While the Afghan hound is not one of the most common dog breeds that you will see out and about in the UK, they are very distinctive, and people seeing one for the first time often stop in their tracks to admire these tall, lean and very handsome dogs with their luxurious long coats.
Their sweet personalities and silky-fine fur are among the breed’s chief appeals, and many Afghan hound owners say that the first time they saw a dog of the breed, they knew immediately that it was the right dog for them.
However, considering ownership of an Afghan hound is not something to rush into, and it is important to get a good understanding of the breed and their core traits, and ensure that they are a good match for you before going forwards.
In this article, we will talk about five universal personality traits of the Afghan hound, in order to add some perspective to the rest of your research and help you to make an informed decision. Read on to learn more.
The Afghan hound might be very unique to look at and bear little resemblance to any other breed, but when you look again and take in their long legs and lean frame, it is easy to tell that they are one of the sighthound breeds. Sighthounds are breeds that hunt prey by sight, and have both the tenacity and running speed to be successful in their pursuits.
This is something that anyone considering buying an Afghan hound should be aware of-they have a very high prey drive, and so you will need to take special care to ensure the protection of smaller animals when out walking with your dog, and any time that they may be off the lead.
The Afghan hound’s distinctive appearance and strikingly long fur makes them look every inch the diva, and most Afghan hounds really live up to the role of drama queen!
Dogs of the breed tend to be fairly highly strung, and while they are not particularly onerous in terms of their exercise requirements, generally needing only an hour of exercise and free running each day, they can be quite fussy!
They tend to dislike change and like everything to be just so-meals served at set times, and often, they will be rather picky about food, although there are always exceptions!
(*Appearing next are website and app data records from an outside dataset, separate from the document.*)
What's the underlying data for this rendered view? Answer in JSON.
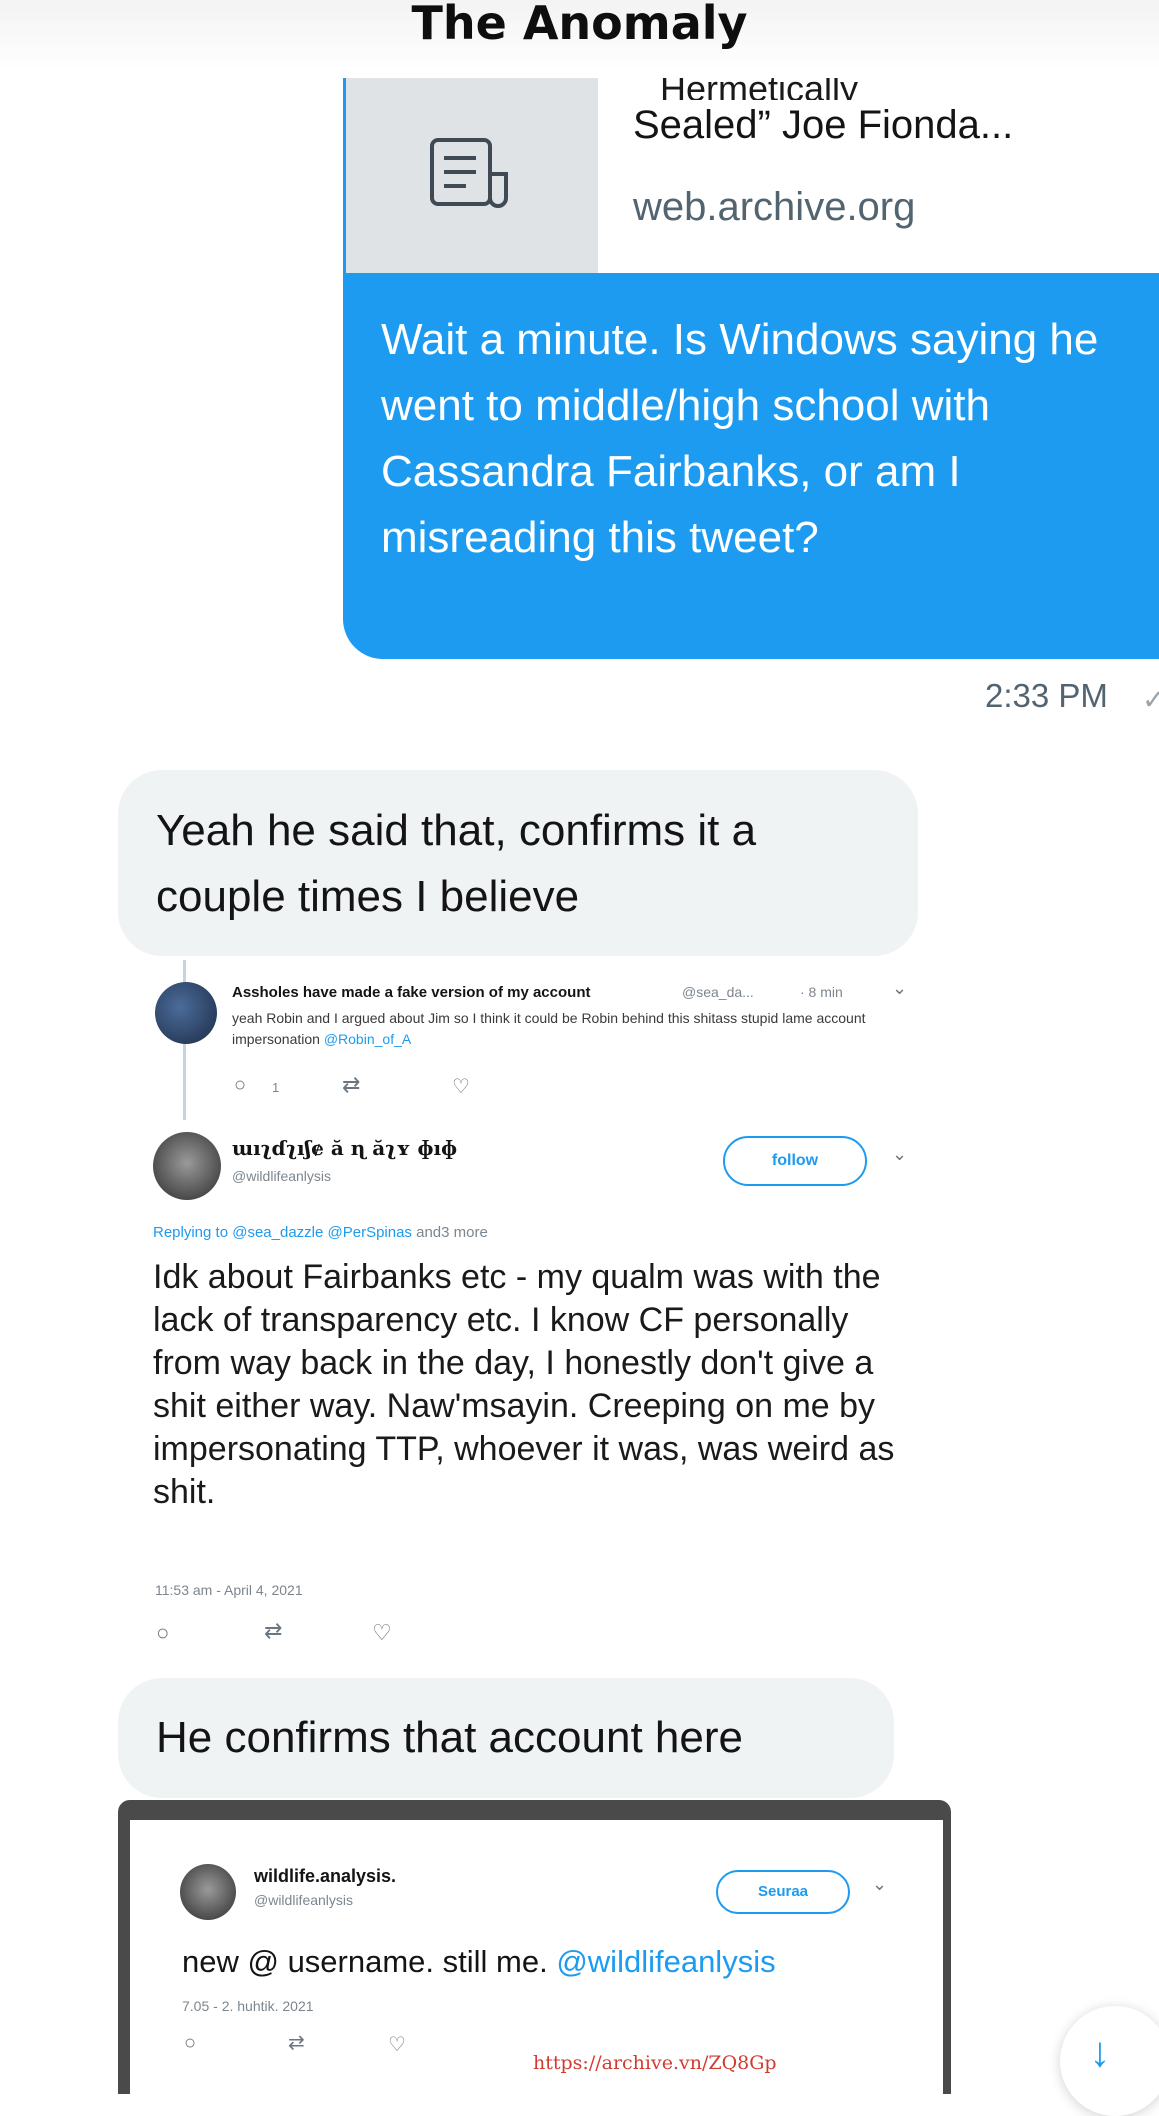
{
  "header": {
    "title": "The Anomaly"
  },
  "link_preview": {
    "title_cut": "Hermetically",
    "title": "Sealed” Joe Fionda...",
    "domain": "web.archive.org",
    "thumb_icon": "document-icon"
  },
  "outgoing_message": {
    "text": "Wait a minute. Is Windows saying he went to middle/high school with Cassandra Fairbanks, or am I misreading this tweet?",
    "time": "2:33 PM"
  },
  "incoming_1": {
    "text": "Yeah he said that, confirms it a couple times I believe"
  },
  "tweet_a": {
    "name": "Assholes have made a fake version of my account",
    "handle": "@sea_da...",
    "age": "· 8 min",
    "text": "yeah Robin and I argued about Jim so I think it could be Robin behind this shitass stupid lame account impersonation",
    "mention": "@Robin_of_A",
    "reply_count": "1"
  },
  "tweet_b": {
    "name": "ɯıʅɗʅıʃɇ ă ɳ ăʅʏ ɸıɸ",
    "handle": "@wildlifeanlysis",
    "follow_label": "follow",
    "replying_prefix": "Replying to",
    "replying_mentions": "@sea_dazzle @PerSpinas",
    "replying_suffix": "and3 more",
    "text": "Idk about Fairbanks etc - my qualm was with the lack of transparency etc. I know CF personally from way back in the day, I honestly don't give a shit either way. Naw'msayin. Creeping on me by impersonating TTP, whoever it was, was weird as shit.",
    "date": "11:53 am - April 4, 2021"
  },
  "incoming_2": {
    "text": "He confirms that account here"
  },
  "tweet_c": {
    "name": "wildlife.analysis.",
    "handle": "@wildlifeanlysis",
    "follow_label": "Seuraa",
    "text_prefix": "new @ username. still me.",
    "mention": "@wildlifeanlysis",
    "date": "7.05 - 2. huhtik. 2021"
  },
  "archive_url": "https://archive.vn/ZQ8Gp",
  "colors": {
    "accent": "#1d9bf0",
    "bubble_grey": "#eff3f4"
  }
}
They also tend to make quite the fuss if they acquire even a very minor bump or injury, and if you offend them, they will do a very good impression of sulking for some time afterwards!
The long, silky coat of the breed does not stay looking beautiful for long unless you take care of it, and in terms of the maintenance requirements of their coats, they are among the most onerous of breeds to look after.
They need their whole coat, including under the belly and the hard-to-reach armpits brushed and combed out fully every day, and even neglecting the routine for a couple of days will result in knots and tangles.
Additionally, they benefit from a bath every few weeks too, to keep their coat and skin in good condition.
Nobody likes to hear that their own dog is not the sharpest knife in the drawer, but the Afghan hound is certainly not the smartest of breeds.
In the Coren ranking of canine intelligence by breed, the Afghan hound falls in the very bottom position of all of the breeds assessed, which means that if you are looking for a dog to teach tricks or to take part in canine sport with, the Afghan hound will not be a good pick.
When it comes to training an Afghan hound, it is important to manage your expectations-they will probably only be able to learn and execute five to ten basic commands, and it can take some time even to teach them these. You may also find that your dog will rarely follow a command the first time, and may need some prompting and coaching!
Finally, if you are looking for a soulful, highly affectionate dog that is very loving and that likes to be close to their family at all times, the Afghan hound may well be just the breed that you are looking for.
Once they have decided that they like you, they will bond with you quickly to the point of infatuation, and will do everything that they can to stick close to you at all times, even sometimes following you from room to room in the house!
They are fairly sensitive souls too, and they tend not to thrive in very busy, noisy households or those with young children, although there are of course exceptions.